Records for this exercise:
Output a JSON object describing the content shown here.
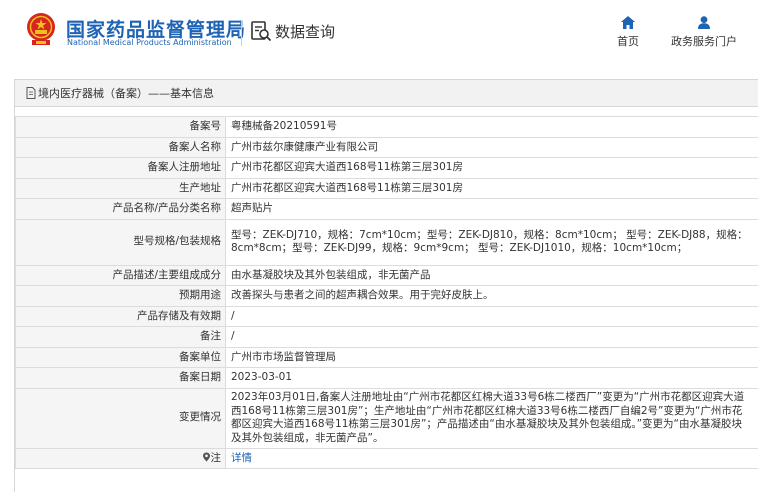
{
  "header": {
    "site_title": "国家药品监督管理局",
    "site_subtitle": "National Medical Products Administration",
    "query_label": "数据查询",
    "nav": [
      {
        "label": "首页",
        "icon": "home-icon"
      },
      {
        "label": "政务服务门户",
        "icon": "user-icon"
      }
    ]
  },
  "colors": {
    "brand": "#1e63b4",
    "emblem_red": "#d7261d",
    "emblem_gold": "#f2c01e"
  },
  "breadcrumb": "境内医疗器械（备案）——基本信息",
  "rows": [
    {
      "label": "备案号",
      "value": "粤穗械备20210591号"
    },
    {
      "label": "备案人名称",
      "value": "广州市兹尔康健康产业有限公司"
    },
    {
      "label": "备案人注册地址",
      "value": "广州市花都区迎宾大道西168号11栋第三层301房"
    },
    {
      "label": "生产地址",
      "value": "广州市花都区迎宾大道西168号11栋第三层301房"
    },
    {
      "label": "产品名称/产品分类名称",
      "value": "超声贴片"
    },
    {
      "label": "型号规格/包装规格",
      "value": "型号：ZEK-DJ710，规格：7cm*10cm；型号：ZEK-DJ810，规格：8cm*10cm； 型号：ZEK-DJ88，规格：8cm*8cm；型号：ZEK-DJ99，规格：9cm*9cm； 型号：ZEK-DJ1010，规格：10cm*10cm；"
    },
    {
      "label": "产品描述/主要组成成分",
      "value": "由水基凝胶块及其外包装组成，非无菌产品"
    },
    {
      "label": "预期用途",
      "value": "改善探头与患者之间的超声耦合效果。用于完好皮肤上。"
    },
    {
      "label": "产品存储及有效期",
      "value": "/"
    },
    {
      "label": "备注",
      "value": "/"
    },
    {
      "label": "备案单位",
      "value": "广州市市场监督管理局"
    },
    {
      "label": "备案日期",
      "value": "2023-03-01"
    },
    {
      "label": "变更情况",
      "value": "2023年03月01日,备案人注册地址由“广州市花都区红棉大道33号6栋二楼西厂”变更为“广州市花都区迎宾大道西168号11栋第三层301房”；生产地址由“广州市花都区红棉大道33号6栋二楼西厂自编2号”变更为“广州市花都区迎宾大道西168号11栋第三层301房”；产品描述由“由水基凝胶块及其外包装组成。”变更为“由水基凝胶块及其外包装组成，非无菌产品”。"
    }
  ],
  "detail_row": {
    "icon": "location-note-icon",
    "label": "注",
    "link": "详情"
  }
}
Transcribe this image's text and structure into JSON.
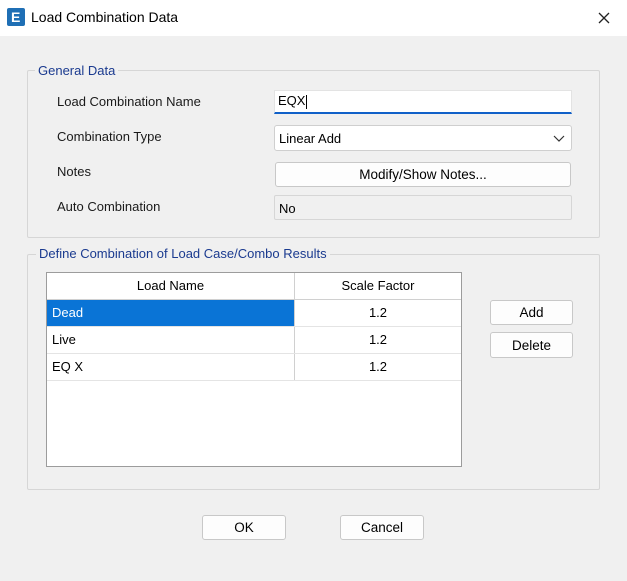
{
  "window": {
    "title": "Load Combination Data",
    "icon_letter": "E"
  },
  "general": {
    "legend": "General Data",
    "name_label": "Load Combination Name",
    "name_value": "EQX",
    "type_label": "Combination Type",
    "type_value": "Linear Add",
    "notes_label": "Notes",
    "notes_button": "Modify/Show Notes...",
    "auto_label": "Auto Combination",
    "auto_value": "No"
  },
  "define": {
    "legend": "Define Combination of Load Case/Combo Results",
    "columns": [
      "Load Name",
      "Scale Factor"
    ],
    "rows": [
      {
        "name": "Dead",
        "factor": "1.2",
        "selected": true
      },
      {
        "name": "Live",
        "factor": "1.2",
        "selected": false
      },
      {
        "name": "EQ X",
        "factor": "1.2",
        "selected": false
      }
    ],
    "add_button": "Add",
    "delete_button": "Delete"
  },
  "footer": {
    "ok_button": "OK",
    "cancel_button": "Cancel"
  },
  "colors": {
    "accent": "#0a74d6",
    "legend_text": "#1a3a8f",
    "app_icon": "#1f6fb5"
  }
}
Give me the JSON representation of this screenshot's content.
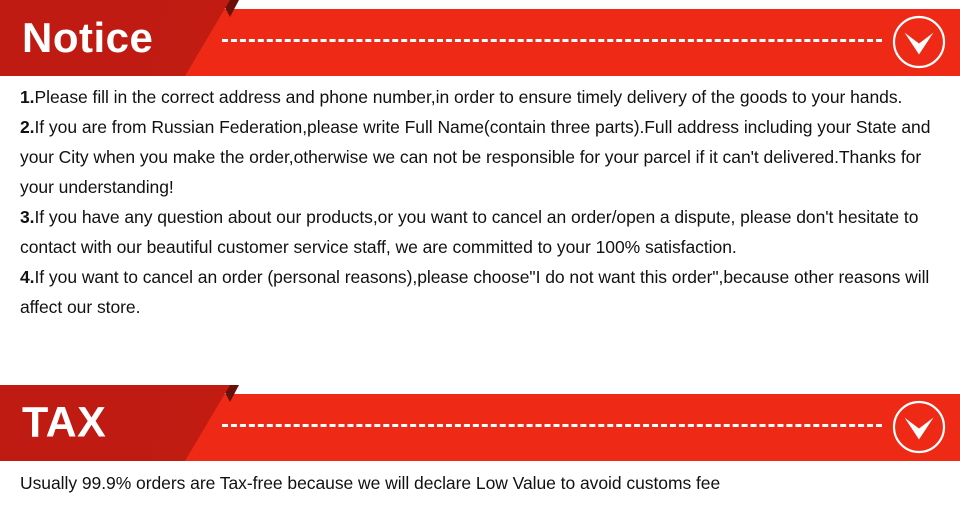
{
  "sections": [
    {
      "id": "notice",
      "title": "Notice",
      "icon": "chevron-down-circle-icon",
      "paragraphs": [
        {
          "number": "1.",
          "text": "Please fill in the correct address and phone number,in order to ensure timely delivery of the goods to your hands."
        },
        {
          "number": "2.",
          "text": "If you are from Russian Federation,please write Full Name(contain three parts).Full address including your State and your City when you make the order,otherwise we can not be responsible for your parcel if it can't delivered.Thanks for your understanding!"
        },
        {
          "number": "3.",
          "text": "If you have any question about our products,or you want to cancel an order/open a dispute, please don't hesitate to contact with our beautiful customer service staff, we are committed to your 100% satisfaction."
        },
        {
          "number": "4.",
          "text": "If you want to cancel an order (personal reasons),please choose\"I do not want this order\",because other reasons will affect our store."
        }
      ]
    },
    {
      "id": "tax",
      "title": "TAX",
      "icon": "chevron-down-circle-icon",
      "paragraphs": [
        {
          "number": "",
          "text": "Usually 99.9% orders are Tax-free because we will declare Low Value to avoid customs fee"
        }
      ]
    }
  ],
  "colors": {
    "banner_bright_red": "#ee2a17",
    "banner_dark_red": "#bf1b12",
    "banner_notch": "#6b1009",
    "banner_text": "#ffffff",
    "body_text": "#111111",
    "background": "#ffffff"
  }
}
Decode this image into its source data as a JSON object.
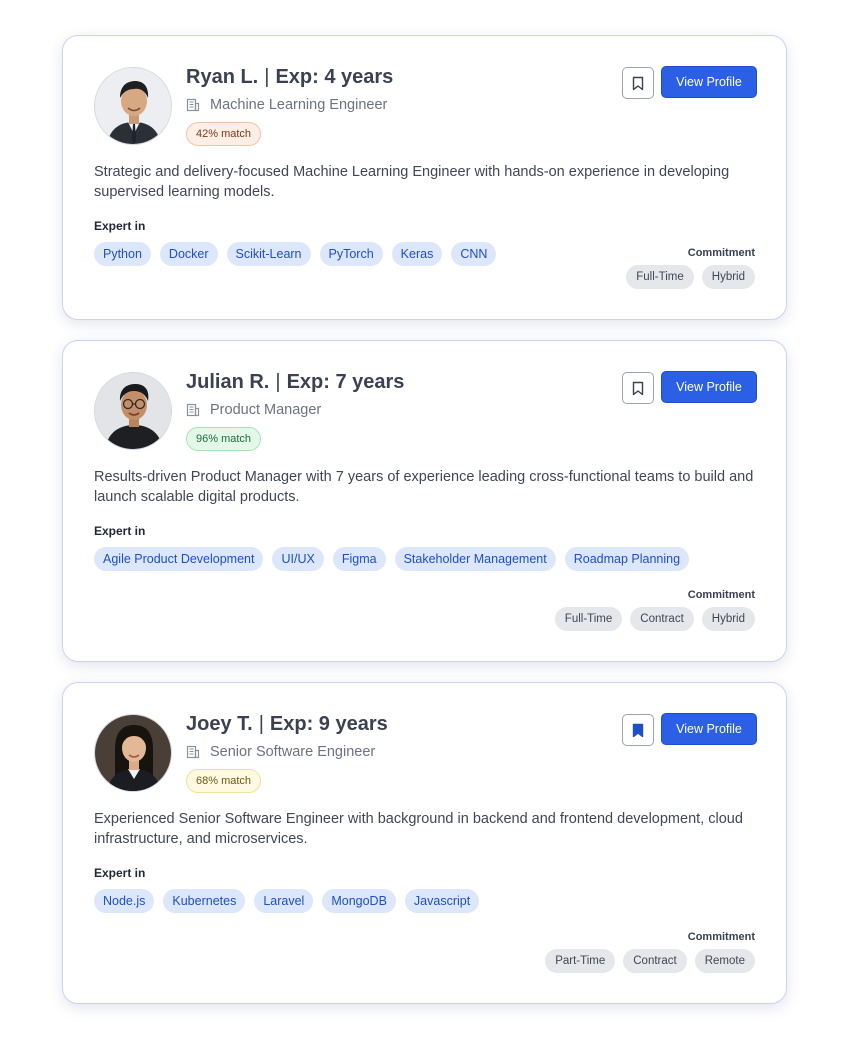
{
  "candidates": [
    {
      "name": "Ryan L.",
      "experience": "Exp: 4 years",
      "role": "Machine Learning Engineer",
      "match": "42% match",
      "bookmarked": false,
      "view_label": "View Profile",
      "summary": "Strategic and delivery-focused Machine Learning Engineer with hands-on experience in developing supervised learning models.",
      "expert_label": "Expert in",
      "skills": [
        "Python",
        "Docker",
        "Scikit-Learn",
        "PyTorch",
        "Keras",
        "CNN"
      ],
      "commitment_label": "Commitment",
      "commitments": [
        "Full-Time",
        "Hybrid"
      ]
    },
    {
      "name": "Julian R.",
      "experience": "Exp: 7 years",
      "role": "Product Manager",
      "match": "96% match",
      "bookmarked": false,
      "view_label": "View Profile",
      "summary": "Results-driven Product Manager with 7 years of experience leading cross-functional teams to build and launch scalable digital products.",
      "expert_label": "Expert in",
      "skills": [
        "Agile Product Development",
        "UI/UX",
        "Figma",
        "Stakeholder Management",
        "Roadmap Planning"
      ],
      "commitment_label": "Commitment",
      "commitments": [
        "Full-Time",
        "Contract",
        "Hybrid"
      ]
    },
    {
      "name": "Joey T.",
      "experience": "Exp: 9 years",
      "role": "Senior Software Engineer",
      "match": "68% match",
      "bookmarked": true,
      "view_label": "View Profile",
      "summary": "Experienced Senior Software Engineer with background in backend and frontend development, cloud infrastructure, and microservices.",
      "expert_label": "Expert in",
      "skills": [
        "Node.js",
        "Kubernetes",
        "Laravel",
        "MongoDB",
        "Javascript"
      ],
      "commitment_label": "Commitment",
      "commitments": [
        "Part-Time",
        "Contract",
        "Remote"
      ]
    }
  ],
  "icons": {
    "role": "building-icon",
    "bookmark": "bookmark-icon"
  },
  "colors": {
    "accent": "#2a5fe6",
    "skill_bg": "#dde7fb",
    "skill_text": "#1f4fc8"
  }
}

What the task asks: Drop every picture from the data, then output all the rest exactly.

Expected answer:
Output a JSON object describing the content shown here.
{
  "header": {
    "site_title": "国家药品监督管理局",
    "site_subtitle": "National Medical Products Administration",
    "query_label": "数据查询",
    "nav": [
      {
        "label": "首页",
        "icon": "home-icon"
      },
      {
        "label": "政务服务门户",
        "icon": "user-icon"
      }
    ]
  },
  "colors": {
    "brand": "#1e63b4",
    "emblem_red": "#d7261d",
    "emblem_gold": "#f2c01e"
  },
  "breadcrumb": "境内医疗器械（备案）——基本信息",
  "rows": [
    {
      "label": "备案号",
      "value": "粤穗械备20210591号"
    },
    {
      "label": "备案人名称",
      "value": "广州市兹尔康健康产业有限公司"
    },
    {
      "label": "备案人注册地址",
      "value": "广州市花都区迎宾大道西168号11栋第三层301房"
    },
    {
      "label": "生产地址",
      "value": "广州市花都区迎宾大道西168号11栋第三层301房"
    },
    {
      "label": "产品名称/产品分类名称",
      "value": "超声贴片"
    },
    {
      "label": "型号规格/包装规格",
      "value": "型号：ZEK-DJ710，规格：7cm*10cm；型号：ZEK-DJ810，规格：8cm*10cm； 型号：ZEK-DJ88，规格：8cm*8cm；型号：ZEK-DJ99，规格：9cm*9cm； 型号：ZEK-DJ1010，规格：10cm*10cm；"
    },
    {
      "label": "产品描述/主要组成成分",
      "value": "由水基凝胶块及其外包装组成，非无菌产品"
    },
    {
      "label": "预期用途",
      "value": "改善探头与患者之间的超声耦合效果。用于完好皮肤上。"
    },
    {
      "label": "产品存储及有效期",
      "value": "/"
    },
    {
      "label": "备注",
      "value": "/"
    },
    {
      "label": "备案单位",
      "value": "广州市市场监督管理局"
    },
    {
      "label": "备案日期",
      "value": "2023-03-01"
    },
    {
      "label": "变更情况",
      "value": "2023年03月01日,备案人注册地址由“广州市花都区红棉大道33号6栋二楼西厂”变更为“广州市花都区迎宾大道西168号11栋第三层301房”；生产地址由“广州市花都区红棉大道33号6栋二楼西厂自编2号”变更为“广州市花都区迎宾大道西168号11栋第三层301房”；产品描述由“由水基凝胶块及其外包装组成。”变更为“由水基凝胶块及其外包装组成，非无菌产品”。"
    }
  ],
  "detail_row": {
    "icon": "location-note-icon",
    "label": "注",
    "link": "详情"
  }
}
Transcribe this image's text and structure into JSON.
{
  "window": {
    "title": "Load Combination Data",
    "icon_letter": "E"
  },
  "general": {
    "legend": "General Data",
    "name_label": "Load Combination Name",
    "name_value": "EQX",
    "type_label": "Combination Type",
    "type_value": "Linear Add",
    "notes_label": "Notes",
    "notes_button": "Modify/Show Notes...",
    "auto_label": "Auto Combination",
    "auto_value": "No"
  },
  "define": {
    "legend": "Define Combination of Load Case/Combo Results",
    "columns": [
      "Load Name",
      "Scale Factor"
    ],
    "rows": [
      {
        "name": "Dead",
        "factor": "1.2",
        "selected": true
      },
      {
        "name": "Live",
        "factor": "1.2",
        "selected": false
      },
      {
        "name": "EQ X",
        "factor": "1.2",
        "selected": false
      }
    ],
    "add_button": "Add",
    "delete_button": "Delete"
  },
  "footer": {
    "ok_button": "OK",
    "cancel_button": "Cancel"
  },
  "colors": {
    "accent": "#0a74d6",
    "legend_text": "#1a3a8f",
    "app_icon": "#1f6fb5"
  }
}
Give me the JSON representation of this screenshot's content.
{
  "sections": [
    {
      "id": "notice",
      "title": "Notice",
      "icon": "chevron-down-circle-icon",
      "paragraphs": [
        {
          "number": "1.",
          "text": "Please fill in the correct address and phone number,in order to ensure timely delivery of the goods to your hands."
        },
        {
          "number": "2.",
          "text": "If you are from Russian Federation,please write Full Name(contain three parts).Full address including your State and your City when you make the order,otherwise we can not be responsible for your parcel if it can't delivered.Thanks for your understanding!"
        },
        {
          "number": "3.",
          "text": "If you have any question about our products,or you want to cancel an order/open a dispute, please don't hesitate to contact with our beautiful customer service staff, we are committed to your 100% satisfaction."
        },
        {
          "number": "4.",
          "text": "If you want to cancel an order (personal reasons),please choose\"I do not want this order\",because other reasons will affect our store."
        }
      ]
    },
    {
      "id": "tax",
      "title": "TAX",
      "icon": "chevron-down-circle-icon",
      "paragraphs": [
        {
          "number": "",
          "text": "Usually 99.9% orders are Tax-free because we will declare Low Value to avoid customs fee"
        }
      ]
    }
  ],
  "colors": {
    "banner_bright_red": "#ee2a17",
    "banner_dark_red": "#bf1b12",
    "banner_notch": "#6b1009",
    "banner_text": "#ffffff",
    "body_text": "#111111",
    "background": "#ffffff"
  }
}
Decode this image into its source data as a JSON object.
{
  "candidates": [
    {
      "name": "Ryan L.",
      "experience": "Exp: 4 years",
      "role": "Machine Learning Engineer",
      "match": "42% match",
      "bookmarked": false,
      "view_label": "View Profile",
      "summary": "Strategic and delivery-focused Machine Learning Engineer with hands-on experience in developing supervised learning models.",
      "expert_label": "Expert in",
      "skills": [
        "Python",
        "Docker",
        "Scikit-Learn",
        "PyTorch",
        "Keras",
        "CNN"
      ],
      "commitment_label": "Commitment",
      "commitments": [
        "Full-Time",
        "Hybrid"
      ]
    },
    {
      "name": "Julian R.",
      "experience": "Exp: 7 years",
      "role": "Product Manager",
      "match": "96% match",
      "bookmarked": false,
      "view_label": "View Profile",
      "summary": "Results-driven Product Manager with 7 years of experience leading cross-functional teams to build and launch scalable digital products.",
      "expert_label": "Expert in",
      "skills": [
        "Agile Product Development",
        "UI/UX",
        "Figma",
        "Stakeholder Management",
        "Roadmap Planning"
      ],
      "commitment_label": "Commitment",
      "commitments": [
        "Full-Time",
        "Contract",
        "Hybrid"
      ]
    },
    {
      "name": "Joey T.",
      "experience": "Exp: 9 years",
      "role": "Senior Software Engineer",
      "match": "68% match",
      "bookmarked": true,
      "view_label": "View Profile",
      "summary": "Experienced Senior Software Engineer with background in backend and frontend development, cloud infrastructure, and microservices.",
      "expert_label": "Expert in",
      "skills": [
        "Node.js",
        "Kubernetes",
        "Laravel",
        "MongoDB",
        "Javascript"
      ],
      "commitment_label": "Commitment",
      "commitments": [
        "Part-Time",
        "Contract",
        "Remote"
      ]
    }
  ],
  "icons": {
    "role": "building-icon",
    "bookmark": "bookmark-icon"
  },
  "colors": {
    "accent": "#2a5fe6",
    "skill_bg": "#dde7fb",
    "skill_text": "#1f4fc8"
  }
}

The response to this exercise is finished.